Maybe you’ve found an area you see yourself staying in for a while, or you’re living in an apartment that takes up a huge chuck of your income and you feel you have nothing to show for it. Whatever your reasoning, you’re considering purchasing your first home.
Buying a home is one of the biggest financial decisions people make in their lives and the key to success is knowledge. Below are five tips to help you achieve your dream of homeownership and make an informed decision.
Review Your Finances
Now is the time to take a long, hard look at your finances. You don’t need a zero balance on all your debts to purchase a home, but the less you owe to creditors, the better.
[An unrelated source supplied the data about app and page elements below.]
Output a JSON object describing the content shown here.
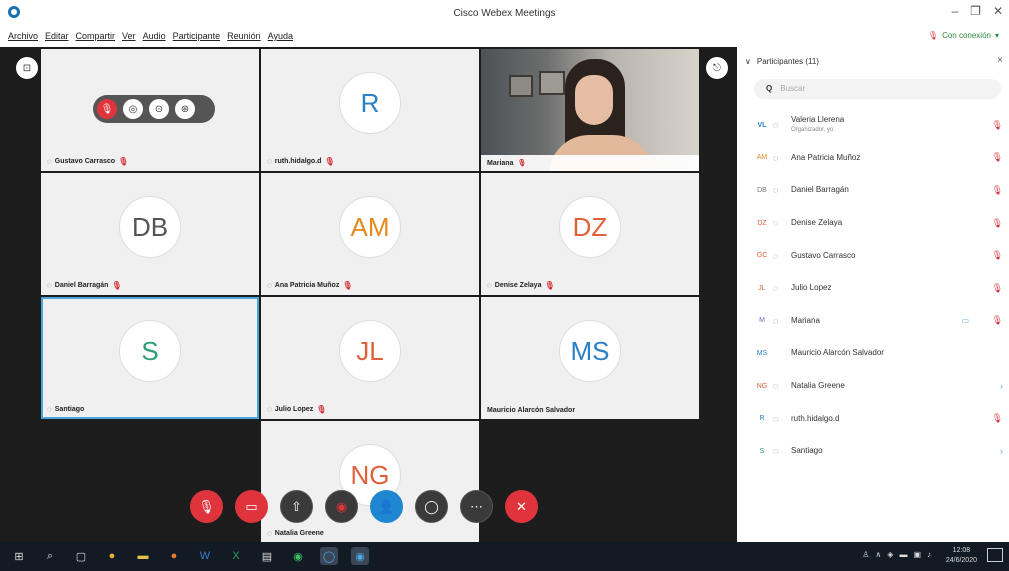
{
  "window": {
    "title": "Cisco Webex Meetings",
    "min": "–",
    "max": "❐",
    "close": "✕"
  },
  "menu": [
    "Archivo",
    "Editar",
    "Compartir",
    "Ver",
    "Audio",
    "Participante",
    "Reunión",
    "Ayuda"
  ],
  "connection": {
    "label": "Con conexión",
    "caret": "▾"
  },
  "tiles": [
    {
      "initials": "",
      "name": "Gustavo Carrasco",
      "color": "#777777"
    },
    {
      "initials": "R",
      "name": "ruth.hidalgo.d",
      "color": "#2a7fc7"
    },
    {
      "initials": "",
      "name": "Mariana",
      "color": "#777777"
    },
    {
      "initials": "DB",
      "name": "Daniel Barragán",
      "color": "#555555"
    },
    {
      "initials": "AM",
      "name": "Ana Patricia Muñoz",
      "color": "#e68a1f"
    },
    {
      "initials": "DZ",
      "name": "Denise Zelaya",
      "color": "#e0603a"
    },
    {
      "initials": "S",
      "name": "Santiago",
      "color": "#2e9e7a"
    },
    {
      "initials": "JL",
      "name": "Julio Lopez",
      "color": "#e0603a"
    },
    {
      "initials": "MS",
      "name": "Mauricio Alarcón Salvador",
      "color": "#2a7fc7"
    },
    {
      "initials": "NG",
      "name": "Natalia Greene",
      "color": "#e0603a"
    }
  ],
  "panel": {
    "title": "Participantes (11)",
    "search_placeholder": "Buscar",
    "participants": [
      {
        "initials": "VL",
        "name": "Valeria Llerena",
        "role": "Organizador, yo",
        "color": "#2a7fc7"
      },
      {
        "initials": "AM",
        "name": "Ana Patricia Muñoz",
        "role": "",
        "color": "#e68a1f"
      },
      {
        "initials": "DB",
        "name": "Daniel Barragán",
        "role": "",
        "color": "#777777"
      },
      {
        "initials": "DZ",
        "name": "Denise Zelaya",
        "role": "",
        "color": "#e0603a"
      },
      {
        "initials": "GC",
        "name": "Gustavo Carrasco",
        "role": "",
        "color": "#e0603a"
      },
      {
        "initials": "JL",
        "name": "Julio Lopez",
        "role": "",
        "color": "#e0603a"
      },
      {
        "initials": "M",
        "name": "Mariana",
        "role": "",
        "color": "#8a5fb3"
      },
      {
        "initials": "MS",
        "name": "Mauricio Alarcón Salvador",
        "role": "",
        "color": "#2a7fc7"
      },
      {
        "initials": "NG",
        "name": "Natalia Greene",
        "role": "",
        "color": "#e0603a"
      },
      {
        "initials": "R",
        "name": "ruth.hidalgo.d",
        "role": "",
        "color": "#2a7fc7"
      },
      {
        "initials": "S",
        "name": "Santiago",
        "role": "",
        "color": "#2e9e7a"
      }
    ]
  },
  "taskbar": {
    "time": "12:08",
    "date": "24/6/2020"
  }
}
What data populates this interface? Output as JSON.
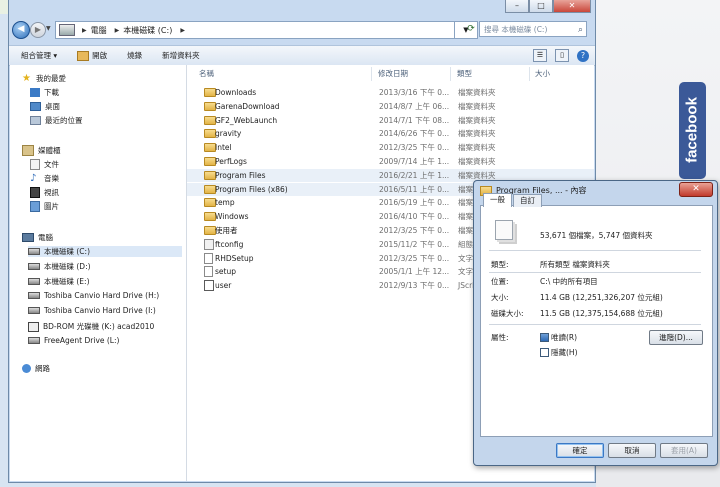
{
  "facebook": {
    "label": "facebook"
  },
  "window": {
    "min": "–",
    "max": "□",
    "close": "✕"
  },
  "address": {
    "crumbs": [
      "電腦",
      "本機磁碟 (C:)"
    ],
    "search_placeholder": "搜尋 本機磁碟 (C:)"
  },
  "toolbar": {
    "organize": "組合管理 ▾",
    "open": "開啟",
    "burn": "燒錄",
    "new_folder": "新增資料夾"
  },
  "nav": {
    "favorites": "我的最愛",
    "downloads": "下載",
    "desktop": "桌面",
    "recent": "最近的位置",
    "libraries": "媒體櫃",
    "documents": "文件",
    "music": "音樂",
    "videos": "視訊",
    "pictures": "圖片",
    "computer": "電腦",
    "drive_c": "本機磁碟 (C:)",
    "drive_d": "本機磁碟 (D:)",
    "drive_e": "本機磁碟 (E:)",
    "drive_h": "Toshiba Canvio Hard Drive (H:)",
    "drive_i": "Toshiba Canvio Hard Drive (I:)",
    "drive_k": "BD-ROM 光碟機 (K:) acad2010",
    "drive_l": "FreeAgent Drive (L:)",
    "network": "網路"
  },
  "columns": {
    "name": "名稱",
    "date": "修改日期",
    "type": "類型",
    "size": "大小"
  },
  "files": [
    {
      "name": "Downloads",
      "date": "2013/3/16 下午 0...",
      "type": "檔案資料夾",
      "icon": "folder"
    },
    {
      "name": "GarenaDownload",
      "date": "2014/8/7 上午 06...",
      "type": "檔案資料夾",
      "icon": "folder"
    },
    {
      "name": "GF2_WebLaunch",
      "date": "2014/7/1 下午 08...",
      "type": "檔案資料夾",
      "icon": "folder"
    },
    {
      "name": "gravity",
      "date": "2014/6/26 下午 0...",
      "type": "檔案資料夾",
      "icon": "folder"
    },
    {
      "name": "Intel",
      "date": "2012/3/25 下午 0...",
      "type": "檔案資料夾",
      "icon": "folder"
    },
    {
      "name": "PerfLogs",
      "date": "2009/7/14 上午 1...",
      "type": "檔案資料夾",
      "icon": "folder"
    },
    {
      "name": "Program Files",
      "date": "2016/2/21 上午 1...",
      "type": "檔案資料夾",
      "icon": "folder"
    },
    {
      "name": "Program Files (x86)",
      "date": "2016/5/11 上午 0...",
      "type": "檔案資料夾",
      "icon": "folder"
    },
    {
      "name": "temp",
      "date": "2016/5/19 上午 0...",
      "type": "檔案資料夾",
      "icon": "folder"
    },
    {
      "name": "Windows",
      "date": "2016/4/10 下午 0...",
      "type": "檔案資料夾",
      "icon": "folder"
    },
    {
      "name": "使用者",
      "date": "2012/3/25 下午 0...",
      "type": "檔案資料夾",
      "icon": "folder"
    },
    {
      "name": "ftconfig",
      "date": "2015/11/2 下午 0...",
      "type": "組態設",
      "icon": "cfg"
    },
    {
      "name": "RHDSetup",
      "date": "2012/3/25 下午 0...",
      "type": "文字文",
      "icon": "txt"
    },
    {
      "name": "setup",
      "date": "2005/1/1 上午 12...",
      "type": "文字文",
      "icon": "txt"
    },
    {
      "name": "user",
      "date": "2012/9/13 下午 0...",
      "type": "JScrip",
      "icon": "js"
    }
  ],
  "dialog": {
    "title": "Program Files, ... - 內容",
    "close": "✕",
    "tab_general": "一般",
    "tab_custom": "自訂",
    "summary": "53,671 個檔案，5,747 個資料夾",
    "type_label": "類型:",
    "type_value": "所有類型 檔案資料夾",
    "location_label": "位置:",
    "location_value": "C:\\ 中的所有項目",
    "size_label": "大小:",
    "size_value": "11.4 GB (12,251,326,207 位元組)",
    "disk_label": "磁碟大小:",
    "disk_value": "11.5 GB (12,375,154,688 位元組)",
    "attr_label": "屬性:",
    "readonly": "唯讀(R)",
    "hidden": "隱藏(H)",
    "advanced": "進階(D)...",
    "ok": "確定",
    "cancel": "取消",
    "apply": "套用(A)"
  }
}
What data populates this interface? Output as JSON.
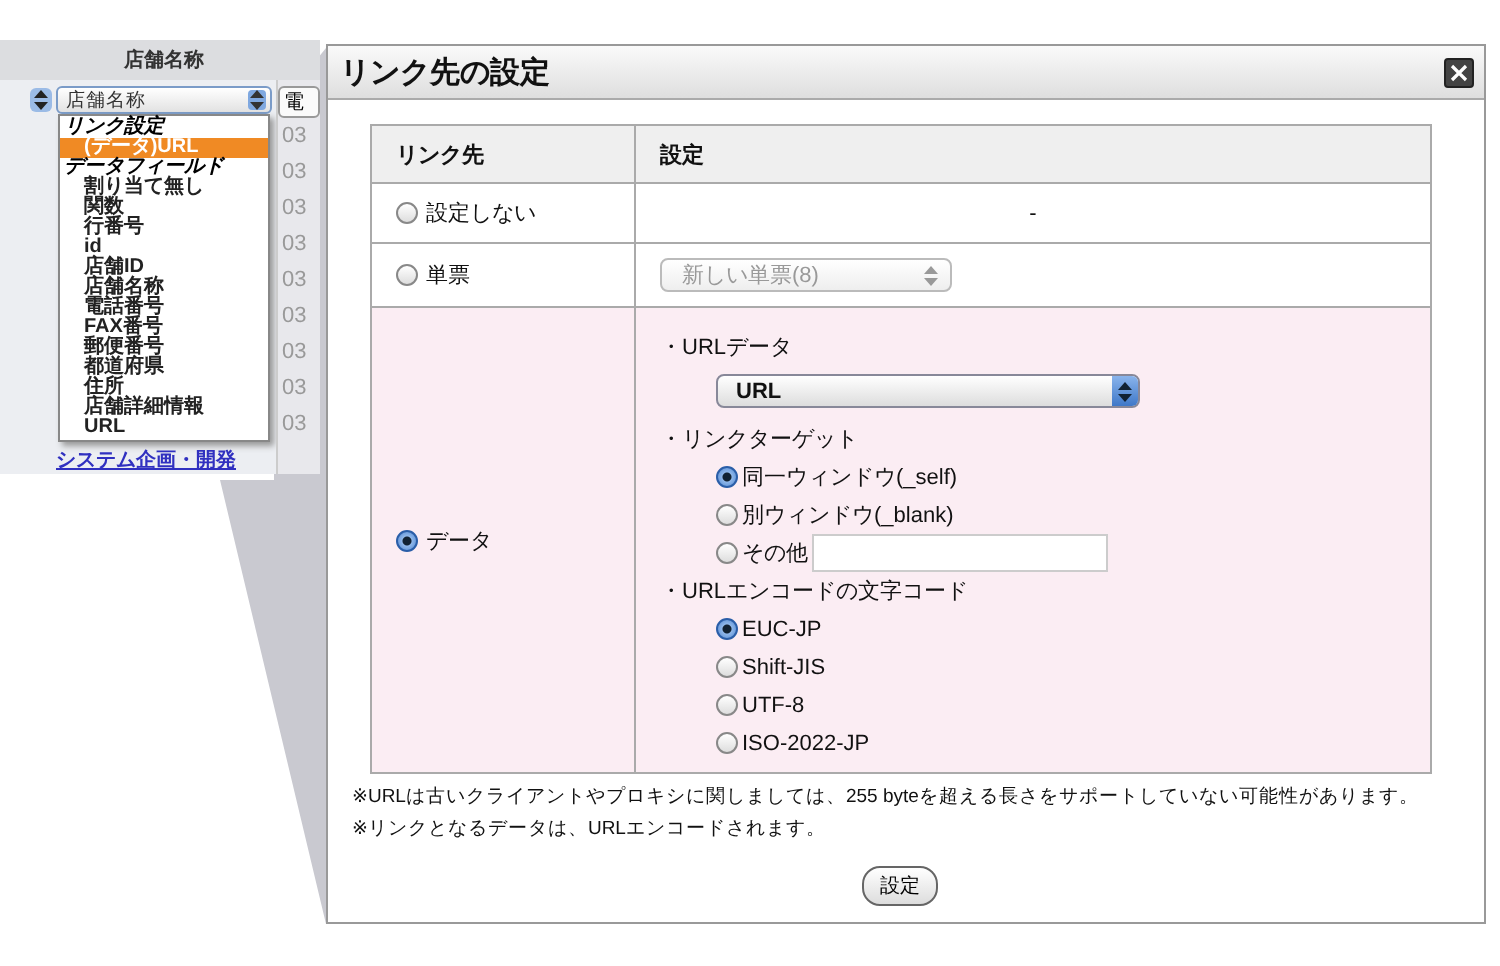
{
  "spreadsheet": {
    "column_header": "店舗名称",
    "column_select": "店舗名称",
    "next_column_header": "電",
    "link": "システム企画・開発",
    "column_values": [
      "03",
      "03",
      "03",
      "03",
      "03",
      "03",
      "03",
      "03",
      "03"
    ]
  },
  "field_menu": {
    "groups": [
      {
        "label": "リンク設定",
        "items": [
          {
            "label": "(データ)URL",
            "selected": true
          }
        ]
      },
      {
        "label": "データフィールド",
        "items": [
          {
            "label": "割り当て無し",
            "selected": false
          },
          {
            "label": "関数",
            "selected": false
          },
          {
            "label": "行番号",
            "selected": false
          },
          {
            "label": "id",
            "selected": false
          },
          {
            "label": "店舗ID",
            "selected": false
          },
          {
            "label": "店舗名称",
            "selected": false
          },
          {
            "label": "電話番号",
            "selected": false
          },
          {
            "label": "FAX番号",
            "selected": false
          },
          {
            "label": "郵便番号",
            "selected": false
          },
          {
            "label": "都道府県",
            "selected": false
          },
          {
            "label": "住所",
            "selected": false
          },
          {
            "label": "店舗詳細情報",
            "selected": false
          },
          {
            "label": "URL",
            "selected": false
          }
        ]
      }
    ]
  },
  "dialog": {
    "title": "リンク先の設定",
    "table": {
      "columns": [
        "リンク先",
        "設定"
      ],
      "rows": [
        {
          "kind": "text",
          "label": "設定しない",
          "selected": false,
          "value": "-"
        },
        {
          "kind": "select",
          "label": "単票",
          "selected": false,
          "select": {
            "value": "新しい単票(8)",
            "disabled": true
          }
        },
        {
          "kind": "sections",
          "label": "データ",
          "selected": true,
          "sections": [
            {
              "kind": "select",
              "heading": "・URLデータ",
              "value": "URL"
            },
            {
              "kind": "radios",
              "heading": "・リンクターゲット",
              "options": [
                {
                  "kind": "plain",
                  "label": "同一ウィンドウ(_self)",
                  "selected": true
                },
                {
                  "kind": "plain",
                  "label": "別ウィンドウ(_blank)",
                  "selected": false
                },
                {
                  "kind": "text-input",
                  "label": "その他",
                  "selected": false
                }
              ]
            },
            {
              "kind": "radios",
              "heading": "・URLエンコードの文字コード",
              "options": [
                {
                  "kind": "plain",
                  "label": "EUC-JP",
                  "selected": true
                },
                {
                  "kind": "plain",
                  "label": "Shift-JIS",
                  "selected": false
                },
                {
                  "kind": "plain",
                  "label": "UTF-8",
                  "selected": false
                },
                {
                  "kind": "plain",
                  "label": "ISO-2022-JP",
                  "selected": false
                }
              ]
            }
          ]
        }
      ]
    },
    "notes": [
      "※URLは古いクライアントやプロキシに関しましては、255 byteを超える長さをサポートしていない可能性があります。",
      "※リンクとなるデータは、URLエンコードされます。"
    ],
    "button": "設定"
  }
}
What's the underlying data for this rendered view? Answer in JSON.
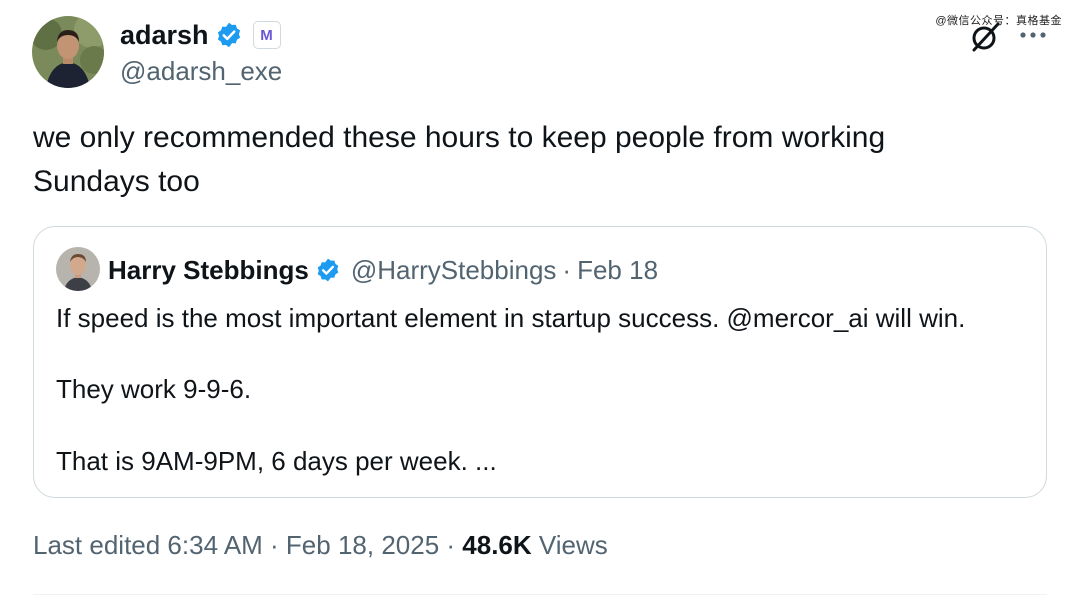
{
  "author": {
    "display_name": "adarsh",
    "handle": "@adarsh_exe",
    "badge_letter": "M",
    "verified_color": "#1d9bf0"
  },
  "watermark": "@微信公众号：真格基金",
  "tweet": {
    "text_line1": "we only recommended these hours to keep people from working",
    "text_line2": "Sundays too"
  },
  "quoted": {
    "display_name": "Harry Stebbings",
    "handle": "@HarryStebbings",
    "separator": "·",
    "date": "Feb 18",
    "lines": [
      "If speed is the most important element in startup success. @mercor_ai will win.",
      "They work 9-9-6.",
      "That is 9AM-9PM, 6 days per week. ..."
    ]
  },
  "meta": {
    "edited_label": "Last edited 6:34 AM · Feb 18, 2025 ·",
    "views_count": "48.6K",
    "views_label": "Views"
  },
  "icons": {
    "grok": "grok-icon",
    "more": "more-icon"
  }
}
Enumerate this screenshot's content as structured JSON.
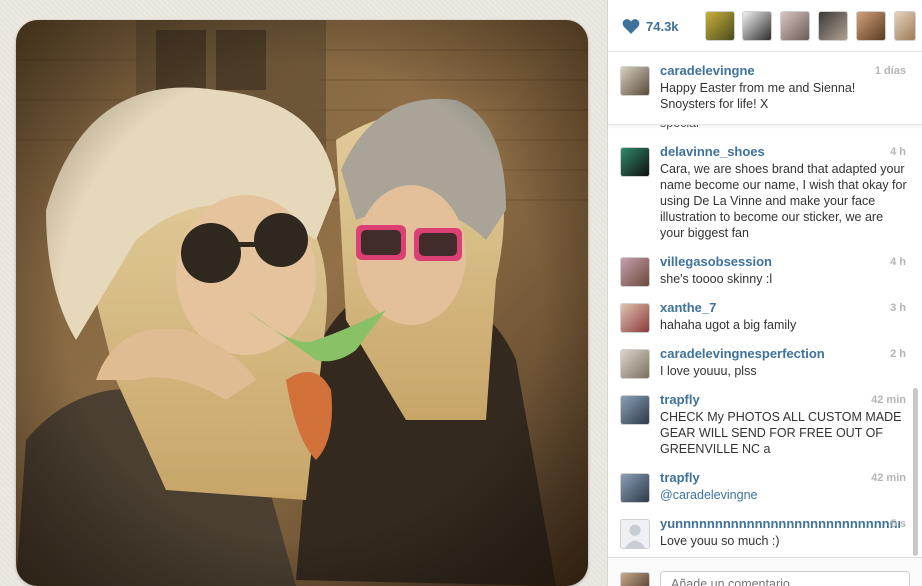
{
  "post": {
    "likes": "74.3k",
    "caption": {
      "username": "caradelevingne",
      "time": "1 días",
      "text": "Happy Easter from me and Sienna! Snoysters for life! X"
    },
    "cut_text": "special"
  },
  "comments": [
    {
      "username": "delavinne_shoes",
      "time": "4 h",
      "text": "Cara, we are shoes brand that adapted your name become our name, I wish that okay for using De La Vinne and make your face illustration to become our sticker, we are your biggest fan"
    },
    {
      "username": "villegasobsession",
      "time": "4 h",
      "text": "she's toooo skinny :l"
    },
    {
      "username": "xanthe_7",
      "time": "3 h",
      "text": "hahaha ugot a big family"
    },
    {
      "username": "caradelevingnesperfection",
      "time": "2 h",
      "text": "I love youuu, plss"
    },
    {
      "username": "trapfly",
      "time": "42 min",
      "text": "CHECK My PHOTOS ALL CUSTOM MADE GEAR WILL SEND FOR FREE OUT OF GREENVILLE NC a"
    },
    {
      "username": "trapfly",
      "time": "42 min",
      "text": "@caradelevingne"
    },
    {
      "username": "yunnnnnnnnnnnnnnnnnnnnnnnnnnnnny",
      "time": "5 s",
      "text": "Love youu so much :)"
    }
  ],
  "comment_input": {
    "placeholder": "Añade un comentario..."
  },
  "colors": {
    "link": "#3f729b",
    "time": "#b4b4b4",
    "heart": "#3f729b"
  },
  "icons": [
    "heart-icon"
  ]
}
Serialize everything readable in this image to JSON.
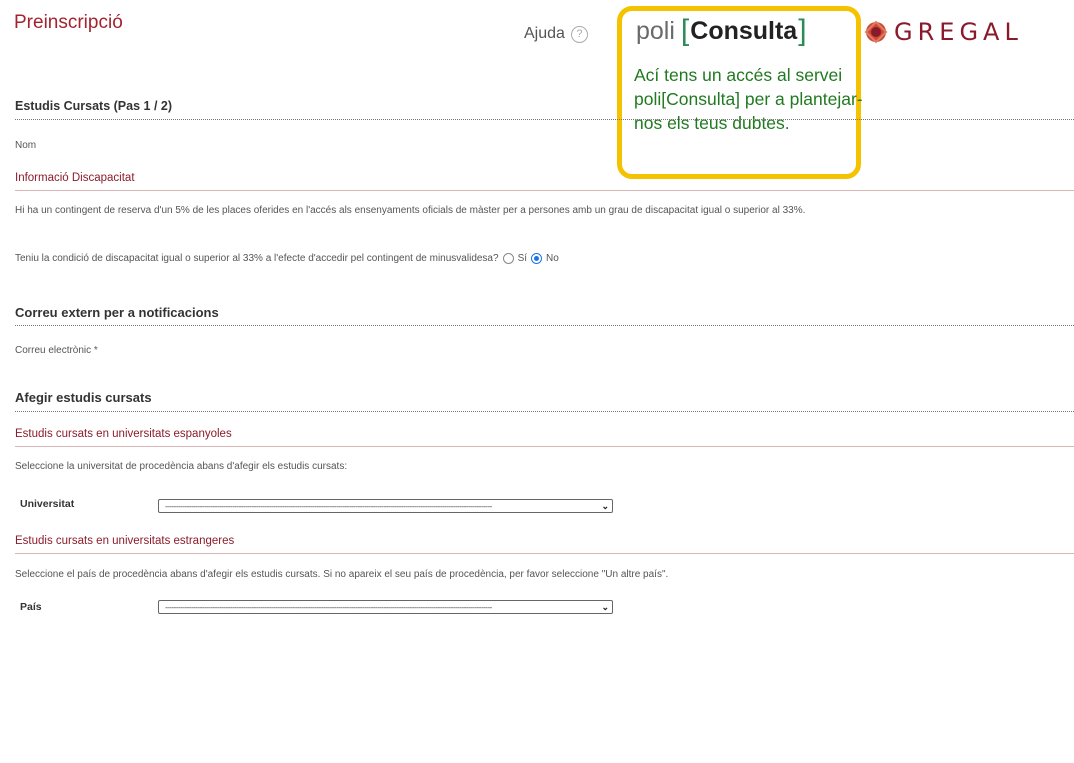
{
  "header": {
    "page_title": "Preinscripció",
    "help_label": "Ajuda",
    "help_icon": "question-circle-icon",
    "poli_prefix": "poli",
    "poli_bracket_open": "[",
    "poli_word": "Consulta",
    "poli_bracket_close": "]",
    "logo_text": "GREGAL"
  },
  "callout": {
    "text": "Ací tens un accés al servei poli[Consulta] per a plantejar-nos els teus dubtes.",
    "border_color": "#f5c200",
    "text_color": "#217a21"
  },
  "step": {
    "title": "Estudis Cursats (Pas 1 / 2)",
    "name_label": "Nom"
  },
  "disability": {
    "heading": "Informació Discapacitat",
    "info_text": "Hi ha un contingent de reserva d'un 5% de les places oferides en l'accés als ensenyaments oficials de màster per a persones amb un grau de discapacitat igual o superior al 33%.",
    "question": "Teniu la condició de discapacitat igual o superior al 33% a l'efecte d'accedir pel contingent de minusvalidesa?",
    "option_yes": "Sí",
    "option_no": "No",
    "selected": "No"
  },
  "notifications": {
    "heading": "Correu extern per a notificacions",
    "email_label": "Correu electrònic *"
  },
  "studies": {
    "heading": "Afegir estudis cursats",
    "spanish": {
      "heading": "Estudis cursats en universitats espanyoles",
      "instructions": "Seleccione la universitat de procedència abans d'afegir els estudis cursats:",
      "field_label": "Universitat",
      "select_value": "-------------------------------------------------------------------------------------------------------------------------------------------------------"
    },
    "foreign": {
      "heading": "Estudis cursats en universitats estrangeres",
      "instructions": "Seleccione el país de procedència abans d'afegir els estudis cursats. Si no apareix el seu país de procedència, per favor seleccione \"Un altre país\".",
      "field_label": "País",
      "select_value": "-------------------------------------------------------------------------------------------------------------------------------------------------------"
    }
  },
  "colors": {
    "title_red": "#a3242f",
    "subheading_red": "#8b1c2a",
    "radio_blue": "#1a73e8",
    "poli_green": "#2e8b57"
  }
}
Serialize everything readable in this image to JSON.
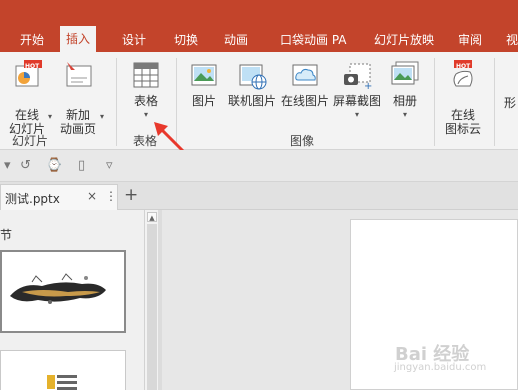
{
  "tabs": [
    "开始",
    "插入",
    "设计",
    "切换",
    "动画",
    "口袋动画 PA",
    "幻灯片放映",
    "审阅",
    "视"
  ],
  "active_tab": "插入",
  "ribbon": {
    "online_slides": "在线\n幻灯片",
    "hot": "HOT",
    "new_anim_page": "新加\n动画页",
    "group_slides": "幻灯片",
    "table": "表格",
    "group_table": "表格",
    "picture": "图片",
    "online_picture_link": "联机图片",
    "online_picture": "在线图片",
    "screenshot": "屏幕截图",
    "album": "相册",
    "group_image": "图像",
    "online_icon": "在线\n图标云",
    "shape_partial": "形"
  },
  "document": {
    "tab_name": "测试.pptx",
    "close_symbol": "×",
    "more_symbol": "⋮",
    "plus_symbol": "+"
  },
  "pane": {
    "section": "节"
  },
  "watermark": {
    "text": "Bai 经验",
    "sub": "jingyan.baidu.com"
  },
  "colors": {
    "accent": "#c3442b",
    "ribbon": "#f3f3f3"
  }
}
Mortgage lenders recommend having a debt-to-income (DTI) ratio of 43% or less. DTI is a personal finance measure that compares the amount you earn to the amount you owe to make sure you’ll not be over-extended with your new mortgage payment.
Also, be sure to review how much you’re spending and where it’s going every month. This can give you an idea of how much you can afford to allocate to a mortgage payment and help you come up with a better savings plan.
When is the Right Time to Buy?
A house is a commitment, and you’ll need time to customize and do what’s needed to make it your own. To get the most out of your home, plan to stay there for a few years.
When planning to buy a home, you’ll need to be flexible with your time. In this competitive housing market, the ideal situation is to be prepared to buy, but also be able and willing to wait. You may find your dream home in a few weeks, or it may take a few months.
Prepare Your Savings
Although many mortgage lenders offer several no to low down payment programs to help prospective home buyers, it’s a good idea to have money saved for other associated costs. You may need extra cash for moving expenses, your emergency fund, any immediate repairs and new appliances, potential homeowner association fees or closing costs.
Padding your savings account is another integral milestone for would-be home buyers and it’s easier than you think. One way is to put your potential mortgage payment straight into savings every month.
After meeting with a mortgage professional and determining you can afford a monthly mortgage payment larger than your current rent, pretend for a few months to make that mortgage payment. You can do this by placing the extra amount you would pay into your savings. Not only does this action prepare you for making mortgage payments, it also serves as a savings plan.
However, not all mortgages payments will be more expensive than rent. In fact, the latest data from RealtyTrac shows buying is cheaper than renting in three out of four U.S. housing markets. If this is the case for you, review your budget to see where you can cut costs to save. Another idea may be to budget as if you make less money, or if you’re married, try to base your budget off one person’s income.
Determine How Much You Qualify for
While idly shopping for a home is exciting, the process should begin long before you attend any open houses. Instead, begin by scheduling an appointment with a mortgage lender to get prequalified. Prequalifying for a mortgage can give you a buying edge against the competition and serves as a good indicator to potential sellers and realtors that you are a serious buyer.
Prequalification also gives you a better idea of what you can afford. When you meet with your real estate agent, he or she will most likely ask what your price range and criteria are so they can begin finding your dream home.
Though the traditional down payment for a mortgage is 20% of a home’s purchase price, mortgage companies, such as Castle & Cooke Mortgage, offer several lower down payment mortgage options, including a 3.5% down payment for an FHA (Federal Housing Administration) loan and as little as a 3% down payment for some conventional loans.
Your monthly mortgage payment is based on a variety factors, including the size of your down payment, property taxes, homeowner’s insurance, credit score and possibly mortgage insurance. Your mortgage lender will be able to provide more information about what your payment may include.
Find a Real Estate Agent
Choosing a real estate agent to help you find your home is a decision that is both business and relationship-based. The choice has a potentially massive impact on your finances and the home you’ll enjoy during the next few years.
A good real estate agent will take the time to discover your needs and wants as well as serve as your advisor and advocate during the home buying process. He or she will the oversee the negotiation process, make sure all the necessary forms and documents are filled out and that certain tasks – like the home appraisal – are completed in a timely manner. The real estate agent will also be present at closing to ensure your needs are met.
Deciding to buy a home is one of the biggest decisions people make in their lives, and owning a home is making an investment in your future. Before you begin your home search, be sure to reach out to your local mortgage lender to determine what you qualify for.